As much as the world adores the world of Felicity and yearns for a reunion, Russell breaks the news that there isn’t one in the foreseeable future. However, she does hang out with Amanda Foreman (a.k.a. Mandy, who played Megan, her snarky Wiccan roommate with a heart of gold) often. Since there won’t be a reunion, I give Russell the ultimate “what if” scenario of her current and past work: Who of the cast of Felicity would survive in the Planet of the Apes?
“I’m not wrong when I say [Scott] Speedman has a little Jason Clarke in him—they are the same in spirit,” Russell says. “Scott Foley would be pretty resourceful.”
After jokingly saying they would “eat Greg Grunberg,” she thinks about who would perish among a world of apes. She reluctantly mentions her dear friend Mandy—with a story to back her decision.

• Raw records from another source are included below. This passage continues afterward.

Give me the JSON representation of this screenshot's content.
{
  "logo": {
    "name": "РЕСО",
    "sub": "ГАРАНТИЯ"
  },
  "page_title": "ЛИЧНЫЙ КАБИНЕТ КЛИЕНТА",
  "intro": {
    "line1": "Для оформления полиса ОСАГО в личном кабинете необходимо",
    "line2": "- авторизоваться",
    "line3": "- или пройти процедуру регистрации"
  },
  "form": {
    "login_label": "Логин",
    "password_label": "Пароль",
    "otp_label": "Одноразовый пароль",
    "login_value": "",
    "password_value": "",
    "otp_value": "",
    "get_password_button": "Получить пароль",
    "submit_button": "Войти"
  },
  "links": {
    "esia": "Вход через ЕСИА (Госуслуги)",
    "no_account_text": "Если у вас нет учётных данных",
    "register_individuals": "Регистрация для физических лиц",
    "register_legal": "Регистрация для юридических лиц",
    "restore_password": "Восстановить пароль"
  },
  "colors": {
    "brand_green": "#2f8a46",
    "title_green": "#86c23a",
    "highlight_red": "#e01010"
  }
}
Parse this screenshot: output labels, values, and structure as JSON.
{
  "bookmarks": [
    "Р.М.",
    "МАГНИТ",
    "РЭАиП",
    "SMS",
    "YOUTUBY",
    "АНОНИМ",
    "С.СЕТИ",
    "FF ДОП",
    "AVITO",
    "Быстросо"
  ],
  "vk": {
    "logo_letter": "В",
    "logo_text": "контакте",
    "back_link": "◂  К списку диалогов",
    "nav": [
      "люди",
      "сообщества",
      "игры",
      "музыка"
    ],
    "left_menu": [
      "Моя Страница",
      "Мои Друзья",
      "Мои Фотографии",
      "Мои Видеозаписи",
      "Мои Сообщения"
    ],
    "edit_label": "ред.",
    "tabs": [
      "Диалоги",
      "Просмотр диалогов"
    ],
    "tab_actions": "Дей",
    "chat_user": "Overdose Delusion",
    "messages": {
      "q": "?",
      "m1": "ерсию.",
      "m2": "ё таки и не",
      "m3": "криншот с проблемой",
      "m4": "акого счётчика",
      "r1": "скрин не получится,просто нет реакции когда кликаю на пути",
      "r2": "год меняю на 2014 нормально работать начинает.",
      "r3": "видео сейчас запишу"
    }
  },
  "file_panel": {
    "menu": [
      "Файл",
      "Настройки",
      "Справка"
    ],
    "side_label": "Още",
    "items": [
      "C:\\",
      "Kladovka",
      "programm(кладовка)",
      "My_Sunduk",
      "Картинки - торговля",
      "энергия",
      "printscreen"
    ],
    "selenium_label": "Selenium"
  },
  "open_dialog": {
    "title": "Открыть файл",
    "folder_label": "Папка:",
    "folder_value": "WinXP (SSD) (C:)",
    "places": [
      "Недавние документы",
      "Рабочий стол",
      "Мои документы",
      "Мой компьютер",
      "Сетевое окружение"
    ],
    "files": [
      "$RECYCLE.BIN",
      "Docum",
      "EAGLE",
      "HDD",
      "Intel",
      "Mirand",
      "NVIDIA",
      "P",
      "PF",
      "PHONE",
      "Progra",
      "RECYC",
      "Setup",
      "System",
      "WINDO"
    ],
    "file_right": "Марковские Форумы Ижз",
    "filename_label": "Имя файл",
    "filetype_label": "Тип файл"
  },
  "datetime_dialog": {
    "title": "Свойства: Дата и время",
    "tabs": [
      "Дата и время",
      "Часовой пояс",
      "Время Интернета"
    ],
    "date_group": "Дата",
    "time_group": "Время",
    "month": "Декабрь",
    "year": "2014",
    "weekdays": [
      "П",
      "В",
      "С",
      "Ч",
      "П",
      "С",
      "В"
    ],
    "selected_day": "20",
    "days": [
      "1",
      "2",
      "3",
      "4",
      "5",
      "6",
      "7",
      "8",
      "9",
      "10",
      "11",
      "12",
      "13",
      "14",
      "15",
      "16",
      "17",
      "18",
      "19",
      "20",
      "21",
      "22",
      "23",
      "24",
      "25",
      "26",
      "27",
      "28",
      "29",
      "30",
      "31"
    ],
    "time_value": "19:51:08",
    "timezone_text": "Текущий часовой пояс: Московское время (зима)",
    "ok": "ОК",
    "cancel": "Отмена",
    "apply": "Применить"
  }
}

“She and I were once were in the ocean with group of people—and one of those people happened to be Anthony Kiedis,” Russell says. “While we were swimming, a riptide came. By the way, I would like to stand by the fact that I am an excellent swimmer. Next thing I know, Mandy came over hanging onto a surfboard with a lifeguard and I was like, ‘Are you serious? You don’t know how to swim against a tide? Are you serious right now?’ They were serious. Mandy will hate me for saying this.”
As for herself, Russell doesn’t think twice.
“I’m going to vote that I’m a pretty good survivor,” Russell says with a confident smile.